• **YOUR OBJECTIVE**: Among the lines of the material below, how many carry the word "JSON"? Only the number is wanted.

• **DATA LISTING**:
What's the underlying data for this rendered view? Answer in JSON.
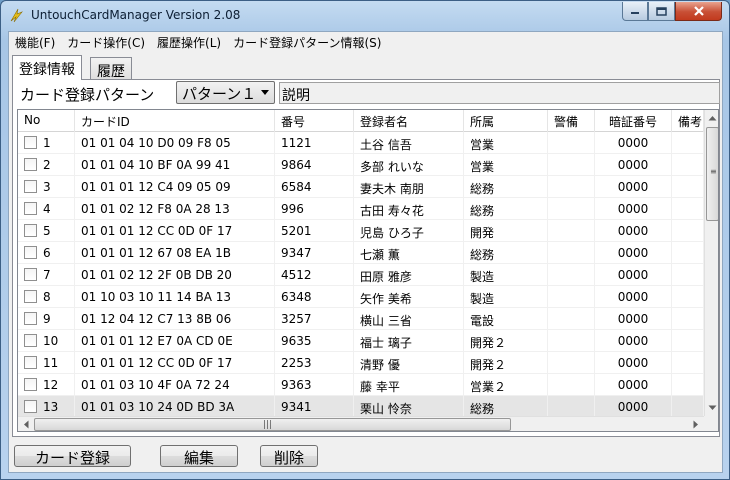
{
  "window": {
    "title": "UntouchCardManager  Version 2.08"
  },
  "menu": [
    {
      "label": "機能(F)"
    },
    {
      "label": "カード操作(C)"
    },
    {
      "label": "履歴操作(L)"
    },
    {
      "label": "カード登録パターン情報(S)"
    }
  ],
  "tabs": {
    "registration": "登録情報",
    "history": "履歴"
  },
  "pattern": {
    "label": "カード登録パターン",
    "selected": "パターン１",
    "description": "説明"
  },
  "table": {
    "columns": [
      "No",
      "カードID",
      "番号",
      "登録者名",
      "所属",
      "警備",
      "暗証番号",
      "備考"
    ],
    "rows": [
      {
        "no": "1",
        "card_id": "01 01 04 10 D0 09 F8 05",
        "number": "1121",
        "name": "土谷 信吾",
        "dept": "営業",
        "security": "",
        "pin": "0000"
      },
      {
        "no": "2",
        "card_id": "01 01 04 10 BF 0A 99 41",
        "number": "9864",
        "name": "多部 れいな",
        "dept": "営業",
        "security": "",
        "pin": "0000"
      },
      {
        "no": "3",
        "card_id": "01 01 01 12 C4 09 05 09",
        "number": "6584",
        "name": "妻夫木 南朋",
        "dept": "総務",
        "security": "",
        "pin": "0000"
      },
      {
        "no": "4",
        "card_id": "01 01 02 12 F8 0A 28 13",
        "number": "996",
        "name": "古田 寿々花",
        "dept": "総務",
        "security": "",
        "pin": "0000"
      },
      {
        "no": "5",
        "card_id": "01 01 01 12 CC 0D 0F 17",
        "number": "5201",
        "name": "児島 ひろ子",
        "dept": "開発",
        "security": "",
        "pin": "0000"
      },
      {
        "no": "6",
        "card_id": "01 01 01 12 67 08 EA 1B",
        "number": "9347",
        "name": "七瀬 薫",
        "dept": "総務",
        "security": "",
        "pin": "0000"
      },
      {
        "no": "7",
        "card_id": "01 01 02 12 2F 0B DB 20",
        "number": "4512",
        "name": "田原 雅彦",
        "dept": "製造",
        "security": "",
        "pin": "0000"
      },
      {
        "no": "8",
        "card_id": "01 10 03 10 11 14 BA 13",
        "number": "6348",
        "name": "矢作 美希",
        "dept": "製造",
        "security": "",
        "pin": "0000"
      },
      {
        "no": "9",
        "card_id": "01 12 04 12 C7 13 8B 06",
        "number": "3257",
        "name": "横山 三省",
        "dept": "電設",
        "security": "",
        "pin": "0000"
      },
      {
        "no": "10",
        "card_id": "01 01 01 12 E7 0A CD 0E",
        "number": "9635",
        "name": "福士 璃子",
        "dept": "開発２",
        "security": "",
        "pin": "0000"
      },
      {
        "no": "11",
        "card_id": "01 01 01 12 CC 0D 0F 17",
        "number": "2253",
        "name": "清野 優",
        "dept": "開発２",
        "security": "",
        "pin": "0000"
      },
      {
        "no": "12",
        "card_id": "01 01 03 10 4F 0A 72 24",
        "number": "9363",
        "name": "藤 幸平",
        "dept": "営業２",
        "security": "",
        "pin": "0000"
      },
      {
        "no": "13",
        "card_id": "01 01 03 10 24 0D BD 3A",
        "number": "9341",
        "name": "栗山 怜奈",
        "dept": "総務",
        "security": "",
        "pin": "0000"
      }
    ]
  },
  "buttons": {
    "register": "カード登録",
    "edit": "編集",
    "delete": "削除"
  },
  "scrollbar": {
    "grip": "≡",
    "hgrip": "|||"
  },
  "colors": {
    "close_button": "#c84f35",
    "title_gradient_top": "#c4dbf1",
    "selected_row": "#e5e5e5"
  }
}
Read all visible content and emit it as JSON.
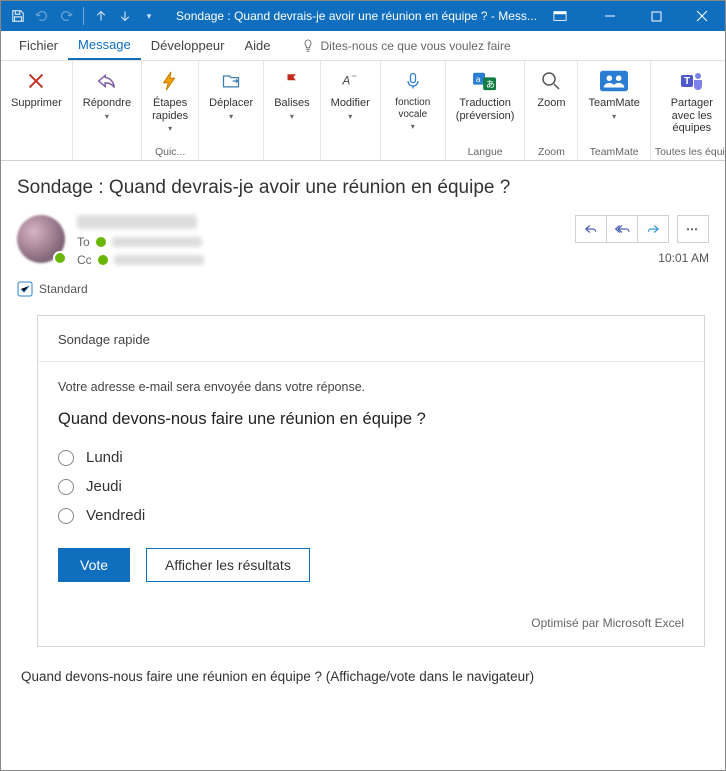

• **EXERCISE RESPONSE**: 2